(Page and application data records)
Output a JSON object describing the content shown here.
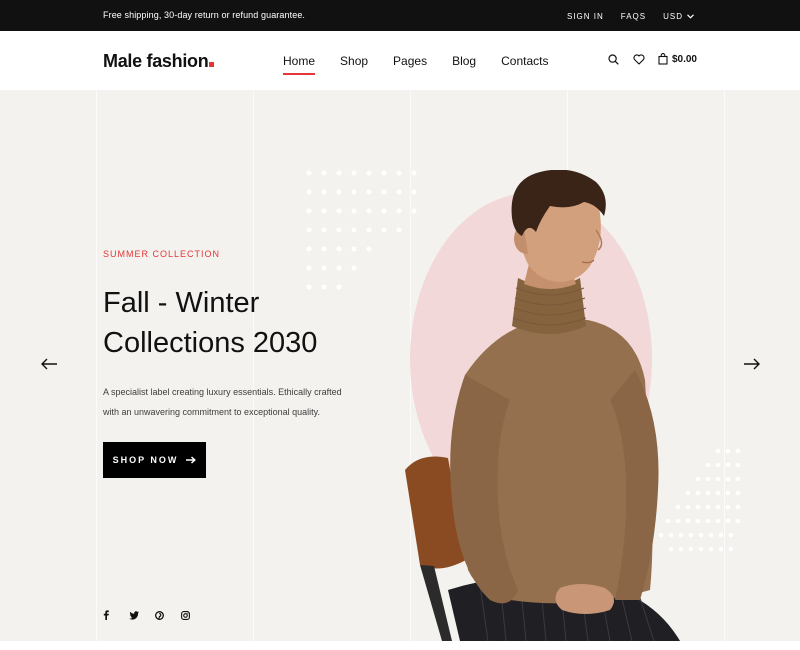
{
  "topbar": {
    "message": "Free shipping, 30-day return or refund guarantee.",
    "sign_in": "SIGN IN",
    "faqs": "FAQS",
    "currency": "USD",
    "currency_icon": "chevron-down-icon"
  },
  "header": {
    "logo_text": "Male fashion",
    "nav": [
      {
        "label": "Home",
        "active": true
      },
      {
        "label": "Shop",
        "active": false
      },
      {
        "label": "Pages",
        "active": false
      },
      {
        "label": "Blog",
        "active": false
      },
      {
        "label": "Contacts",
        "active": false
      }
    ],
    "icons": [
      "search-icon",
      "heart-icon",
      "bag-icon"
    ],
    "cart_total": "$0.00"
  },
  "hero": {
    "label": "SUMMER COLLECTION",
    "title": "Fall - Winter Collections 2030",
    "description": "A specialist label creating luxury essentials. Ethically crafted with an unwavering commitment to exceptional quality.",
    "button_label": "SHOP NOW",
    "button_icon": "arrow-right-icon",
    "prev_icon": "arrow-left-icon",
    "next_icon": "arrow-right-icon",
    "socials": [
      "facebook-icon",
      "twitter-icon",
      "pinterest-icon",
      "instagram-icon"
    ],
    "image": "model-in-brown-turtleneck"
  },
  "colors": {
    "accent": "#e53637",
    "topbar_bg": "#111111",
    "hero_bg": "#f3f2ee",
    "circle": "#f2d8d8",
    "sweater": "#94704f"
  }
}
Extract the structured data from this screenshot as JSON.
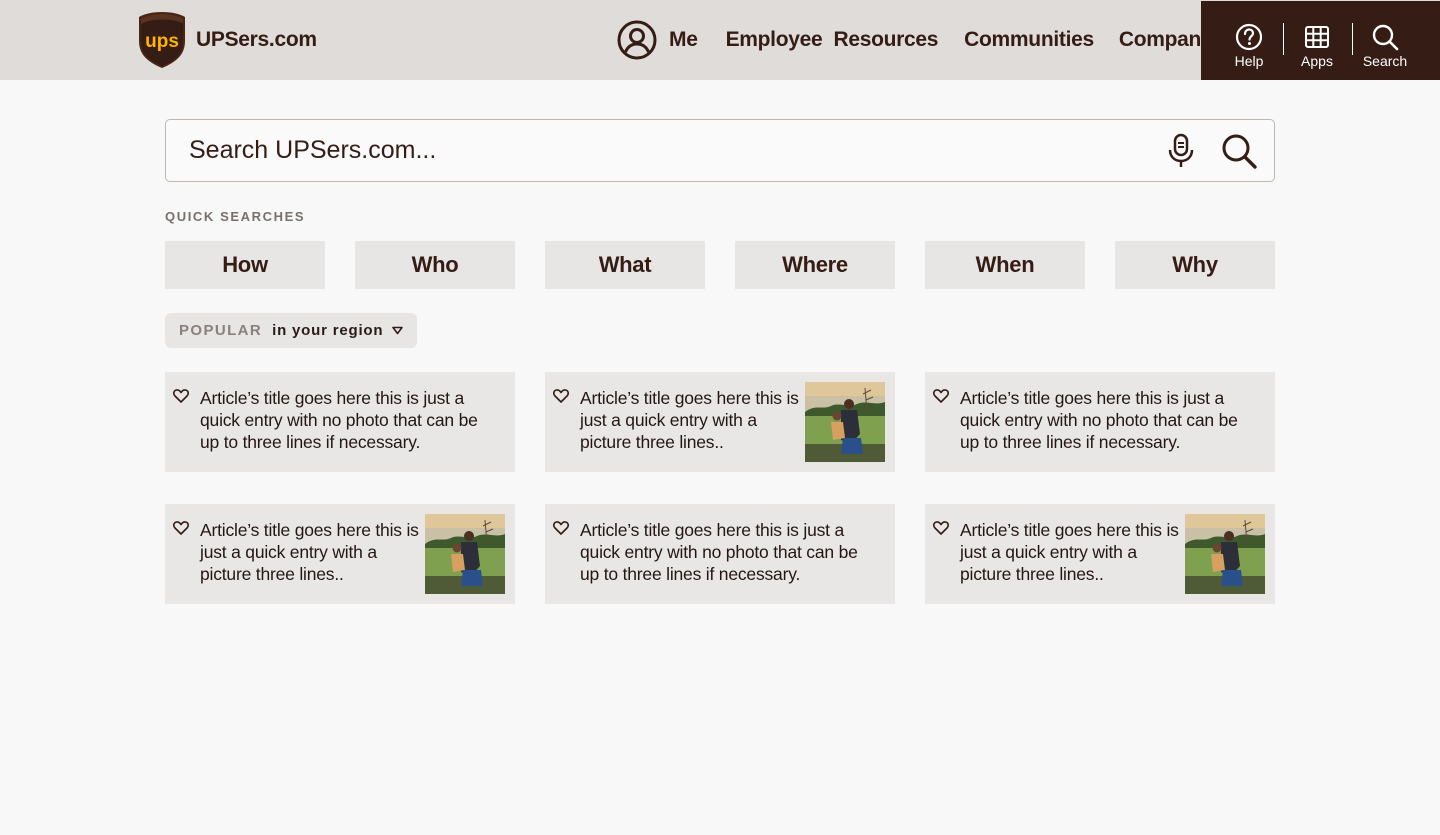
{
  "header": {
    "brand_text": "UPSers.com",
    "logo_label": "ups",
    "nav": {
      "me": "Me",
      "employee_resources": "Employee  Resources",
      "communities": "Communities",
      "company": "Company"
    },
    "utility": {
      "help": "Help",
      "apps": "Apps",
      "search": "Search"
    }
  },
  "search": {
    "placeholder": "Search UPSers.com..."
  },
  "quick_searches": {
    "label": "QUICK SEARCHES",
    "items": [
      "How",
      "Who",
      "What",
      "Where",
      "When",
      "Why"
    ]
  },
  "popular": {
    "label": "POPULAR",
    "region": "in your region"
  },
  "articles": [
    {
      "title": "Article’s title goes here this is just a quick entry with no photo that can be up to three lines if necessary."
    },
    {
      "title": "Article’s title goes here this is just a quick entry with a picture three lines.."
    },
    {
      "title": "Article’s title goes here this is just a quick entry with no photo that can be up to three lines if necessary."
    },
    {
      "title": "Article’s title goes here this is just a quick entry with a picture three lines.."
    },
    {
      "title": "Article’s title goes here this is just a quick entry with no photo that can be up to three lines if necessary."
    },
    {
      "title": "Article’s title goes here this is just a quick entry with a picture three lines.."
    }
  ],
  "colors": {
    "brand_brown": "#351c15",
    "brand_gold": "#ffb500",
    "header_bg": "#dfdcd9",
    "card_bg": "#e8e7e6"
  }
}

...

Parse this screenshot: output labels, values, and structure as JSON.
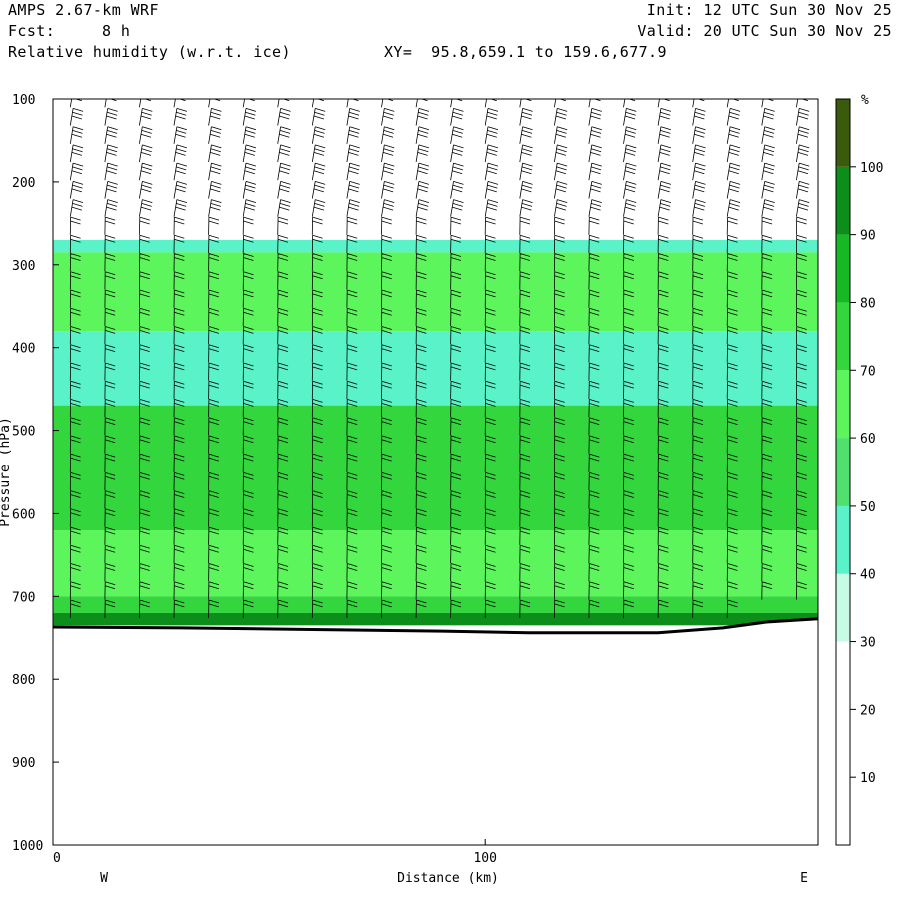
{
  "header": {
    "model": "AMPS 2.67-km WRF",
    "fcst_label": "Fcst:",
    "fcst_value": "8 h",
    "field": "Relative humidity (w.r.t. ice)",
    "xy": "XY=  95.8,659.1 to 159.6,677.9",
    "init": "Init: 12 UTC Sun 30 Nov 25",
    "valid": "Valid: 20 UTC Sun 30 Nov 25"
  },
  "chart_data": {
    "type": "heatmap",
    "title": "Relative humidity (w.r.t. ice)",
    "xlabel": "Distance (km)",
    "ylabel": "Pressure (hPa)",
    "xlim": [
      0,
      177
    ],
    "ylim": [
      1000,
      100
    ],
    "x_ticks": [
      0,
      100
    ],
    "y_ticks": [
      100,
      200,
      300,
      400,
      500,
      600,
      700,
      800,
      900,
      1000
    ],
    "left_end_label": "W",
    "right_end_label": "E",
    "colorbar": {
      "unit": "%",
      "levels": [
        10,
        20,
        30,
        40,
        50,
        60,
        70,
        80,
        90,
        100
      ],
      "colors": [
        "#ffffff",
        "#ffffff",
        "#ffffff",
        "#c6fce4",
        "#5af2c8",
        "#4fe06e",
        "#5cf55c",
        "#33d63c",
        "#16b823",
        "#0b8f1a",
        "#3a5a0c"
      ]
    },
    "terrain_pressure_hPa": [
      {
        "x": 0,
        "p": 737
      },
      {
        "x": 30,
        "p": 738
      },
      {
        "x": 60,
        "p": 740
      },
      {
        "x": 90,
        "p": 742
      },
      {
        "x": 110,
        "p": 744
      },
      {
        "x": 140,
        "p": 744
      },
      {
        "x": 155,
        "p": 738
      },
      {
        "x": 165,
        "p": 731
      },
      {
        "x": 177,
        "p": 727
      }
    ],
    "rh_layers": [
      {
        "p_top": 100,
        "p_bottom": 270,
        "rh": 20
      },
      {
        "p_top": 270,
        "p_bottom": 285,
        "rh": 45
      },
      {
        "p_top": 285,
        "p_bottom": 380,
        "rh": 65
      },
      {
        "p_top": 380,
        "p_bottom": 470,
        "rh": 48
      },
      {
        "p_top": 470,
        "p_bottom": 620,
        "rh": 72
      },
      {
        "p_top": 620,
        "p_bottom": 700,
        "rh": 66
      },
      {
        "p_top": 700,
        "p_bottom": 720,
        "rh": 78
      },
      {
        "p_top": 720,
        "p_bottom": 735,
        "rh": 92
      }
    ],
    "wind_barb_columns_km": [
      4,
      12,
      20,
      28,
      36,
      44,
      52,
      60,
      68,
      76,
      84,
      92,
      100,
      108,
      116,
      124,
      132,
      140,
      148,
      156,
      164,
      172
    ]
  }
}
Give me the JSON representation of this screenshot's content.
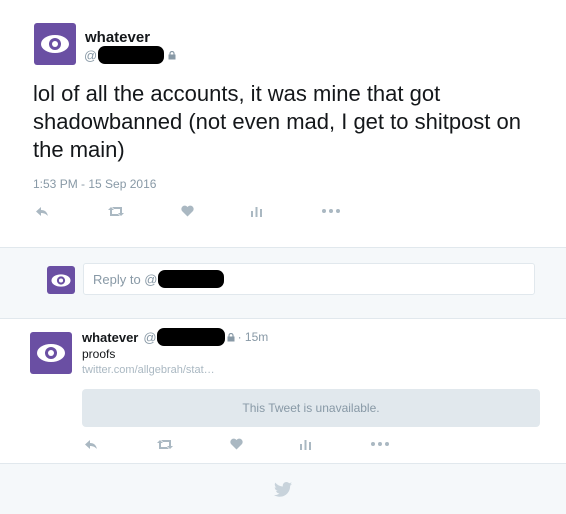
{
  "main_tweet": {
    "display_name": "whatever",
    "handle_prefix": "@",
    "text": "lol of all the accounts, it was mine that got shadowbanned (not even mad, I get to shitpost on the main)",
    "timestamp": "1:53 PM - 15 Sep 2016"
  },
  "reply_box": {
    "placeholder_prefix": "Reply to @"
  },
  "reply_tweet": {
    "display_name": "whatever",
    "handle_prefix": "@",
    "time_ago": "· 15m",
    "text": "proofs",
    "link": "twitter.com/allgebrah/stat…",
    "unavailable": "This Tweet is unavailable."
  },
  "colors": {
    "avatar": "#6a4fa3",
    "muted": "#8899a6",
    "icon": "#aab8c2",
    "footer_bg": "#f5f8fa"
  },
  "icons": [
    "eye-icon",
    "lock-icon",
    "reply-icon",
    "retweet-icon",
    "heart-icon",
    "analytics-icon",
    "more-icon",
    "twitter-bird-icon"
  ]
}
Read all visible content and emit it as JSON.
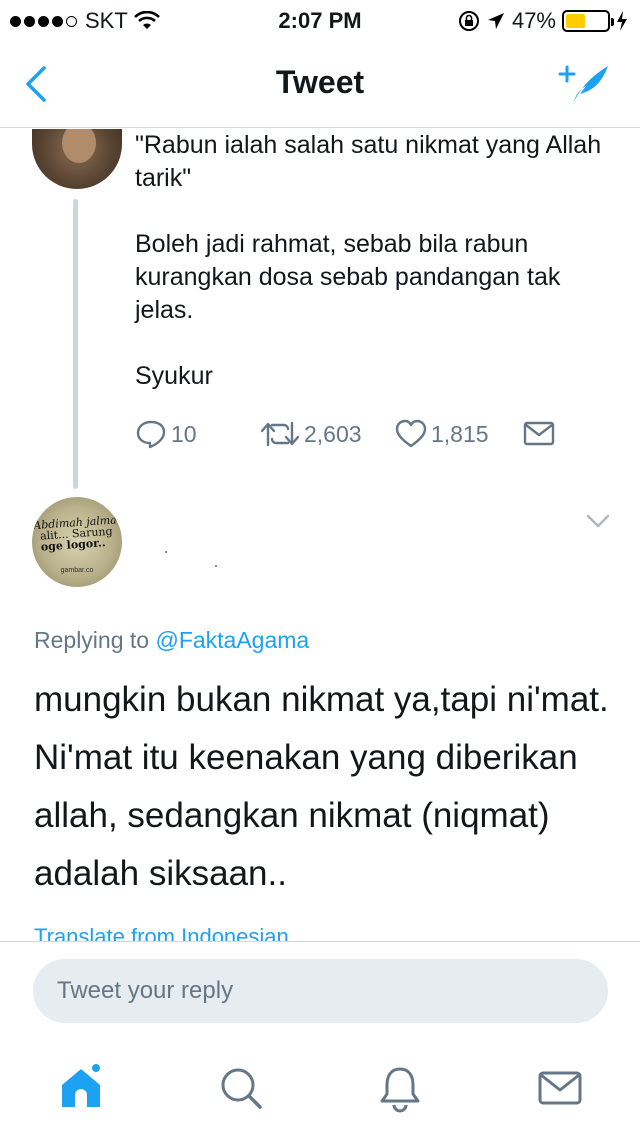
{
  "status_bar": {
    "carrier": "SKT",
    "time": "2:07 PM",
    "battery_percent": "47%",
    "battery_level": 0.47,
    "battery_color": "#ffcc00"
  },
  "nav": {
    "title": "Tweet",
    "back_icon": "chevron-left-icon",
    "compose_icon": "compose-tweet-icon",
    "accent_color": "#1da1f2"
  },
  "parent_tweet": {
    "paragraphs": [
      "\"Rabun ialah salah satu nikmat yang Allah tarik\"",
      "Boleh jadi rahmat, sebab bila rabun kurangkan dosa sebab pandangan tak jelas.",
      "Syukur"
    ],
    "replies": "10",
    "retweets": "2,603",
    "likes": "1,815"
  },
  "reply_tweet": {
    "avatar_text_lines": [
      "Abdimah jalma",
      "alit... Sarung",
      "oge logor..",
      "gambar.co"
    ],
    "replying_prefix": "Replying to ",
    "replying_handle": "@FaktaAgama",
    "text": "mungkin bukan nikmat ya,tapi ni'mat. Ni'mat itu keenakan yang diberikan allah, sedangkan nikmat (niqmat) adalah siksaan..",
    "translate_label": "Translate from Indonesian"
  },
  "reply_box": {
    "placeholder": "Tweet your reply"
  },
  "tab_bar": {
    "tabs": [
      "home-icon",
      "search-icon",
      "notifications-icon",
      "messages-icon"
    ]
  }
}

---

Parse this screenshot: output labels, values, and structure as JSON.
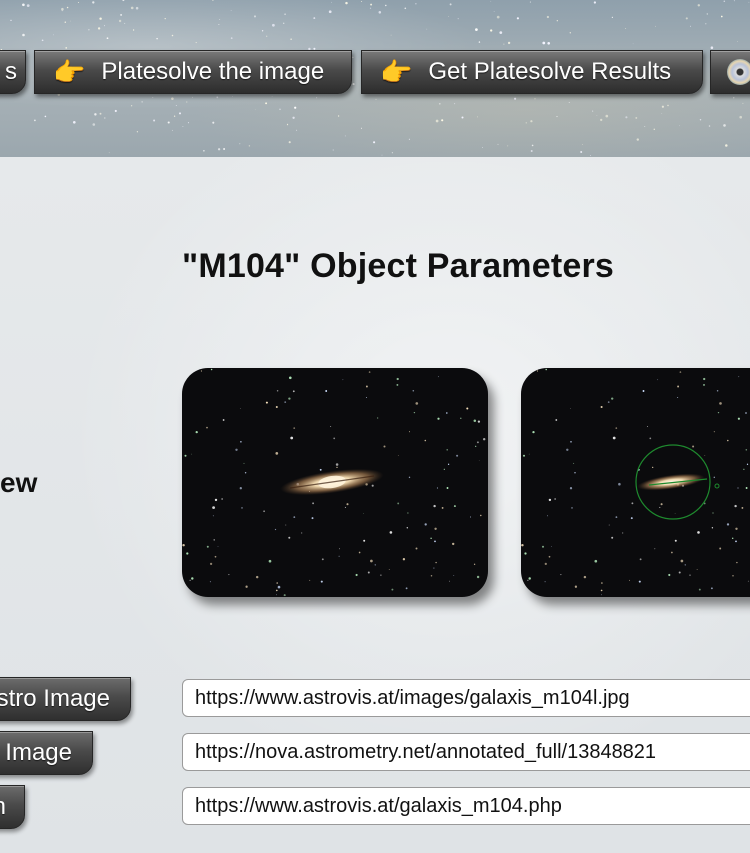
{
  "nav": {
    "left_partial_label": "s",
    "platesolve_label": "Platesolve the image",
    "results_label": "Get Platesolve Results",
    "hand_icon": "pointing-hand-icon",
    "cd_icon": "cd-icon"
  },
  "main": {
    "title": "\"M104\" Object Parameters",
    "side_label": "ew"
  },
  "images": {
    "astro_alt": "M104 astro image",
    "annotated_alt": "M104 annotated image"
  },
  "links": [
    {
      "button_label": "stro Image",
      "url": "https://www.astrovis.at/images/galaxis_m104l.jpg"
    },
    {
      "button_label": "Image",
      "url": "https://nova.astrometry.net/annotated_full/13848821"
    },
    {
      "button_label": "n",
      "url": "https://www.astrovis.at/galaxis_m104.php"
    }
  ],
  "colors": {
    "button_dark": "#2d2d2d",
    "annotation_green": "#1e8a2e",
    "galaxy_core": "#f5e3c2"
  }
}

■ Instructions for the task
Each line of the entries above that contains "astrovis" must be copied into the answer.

■ Answer to this task
      "url": "https://www.astrovis.at/images/galaxis_m104l.jpg"
      "url": "https://www.astrovis.at/galaxis_m104.php"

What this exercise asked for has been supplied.